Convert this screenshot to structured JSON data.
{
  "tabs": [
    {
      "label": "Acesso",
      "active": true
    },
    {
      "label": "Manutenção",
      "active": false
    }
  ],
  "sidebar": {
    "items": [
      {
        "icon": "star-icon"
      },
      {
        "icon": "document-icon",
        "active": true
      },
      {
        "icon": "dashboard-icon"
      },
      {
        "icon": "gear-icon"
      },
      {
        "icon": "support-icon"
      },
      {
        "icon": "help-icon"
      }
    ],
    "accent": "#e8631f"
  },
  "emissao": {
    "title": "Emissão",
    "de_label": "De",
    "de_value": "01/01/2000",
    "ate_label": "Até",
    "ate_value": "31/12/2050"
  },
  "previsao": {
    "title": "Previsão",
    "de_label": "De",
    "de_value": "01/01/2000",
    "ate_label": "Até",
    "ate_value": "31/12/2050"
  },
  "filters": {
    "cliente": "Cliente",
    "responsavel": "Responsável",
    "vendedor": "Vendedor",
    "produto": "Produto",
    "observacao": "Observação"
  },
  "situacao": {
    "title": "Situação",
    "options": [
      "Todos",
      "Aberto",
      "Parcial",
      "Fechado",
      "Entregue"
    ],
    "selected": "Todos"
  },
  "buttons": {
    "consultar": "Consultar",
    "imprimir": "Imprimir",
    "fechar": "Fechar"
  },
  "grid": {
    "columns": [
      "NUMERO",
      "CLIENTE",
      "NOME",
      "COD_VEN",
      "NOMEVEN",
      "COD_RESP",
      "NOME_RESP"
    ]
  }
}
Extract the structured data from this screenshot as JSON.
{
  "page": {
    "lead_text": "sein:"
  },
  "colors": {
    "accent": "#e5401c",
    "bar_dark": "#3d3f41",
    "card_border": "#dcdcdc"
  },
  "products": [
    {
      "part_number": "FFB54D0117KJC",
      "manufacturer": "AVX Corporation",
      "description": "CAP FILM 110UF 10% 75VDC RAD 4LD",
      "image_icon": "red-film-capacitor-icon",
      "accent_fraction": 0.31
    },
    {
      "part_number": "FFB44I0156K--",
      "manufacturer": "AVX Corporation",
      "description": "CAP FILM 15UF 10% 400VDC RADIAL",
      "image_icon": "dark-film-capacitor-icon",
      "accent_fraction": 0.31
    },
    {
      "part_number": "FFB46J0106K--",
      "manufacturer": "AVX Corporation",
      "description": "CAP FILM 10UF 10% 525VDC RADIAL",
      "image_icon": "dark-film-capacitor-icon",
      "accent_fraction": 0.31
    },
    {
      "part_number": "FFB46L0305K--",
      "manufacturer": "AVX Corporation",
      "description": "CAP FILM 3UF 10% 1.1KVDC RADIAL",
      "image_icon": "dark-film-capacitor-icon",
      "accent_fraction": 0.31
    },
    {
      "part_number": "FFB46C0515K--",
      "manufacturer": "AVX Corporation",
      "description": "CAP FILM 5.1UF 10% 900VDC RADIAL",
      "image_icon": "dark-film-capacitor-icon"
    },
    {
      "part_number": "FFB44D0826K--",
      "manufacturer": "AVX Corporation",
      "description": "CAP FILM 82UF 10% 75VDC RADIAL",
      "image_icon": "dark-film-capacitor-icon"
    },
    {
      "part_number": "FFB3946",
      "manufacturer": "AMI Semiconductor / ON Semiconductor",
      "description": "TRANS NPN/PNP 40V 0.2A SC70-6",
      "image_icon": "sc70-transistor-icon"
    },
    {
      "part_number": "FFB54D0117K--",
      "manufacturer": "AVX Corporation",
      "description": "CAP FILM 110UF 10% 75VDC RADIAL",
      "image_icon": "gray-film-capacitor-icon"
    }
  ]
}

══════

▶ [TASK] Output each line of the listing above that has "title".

▶ [ANSWER TO THE PROBLEM]
    "title": "Emissão",
    "title": "Previsão",
    "title": "Situação",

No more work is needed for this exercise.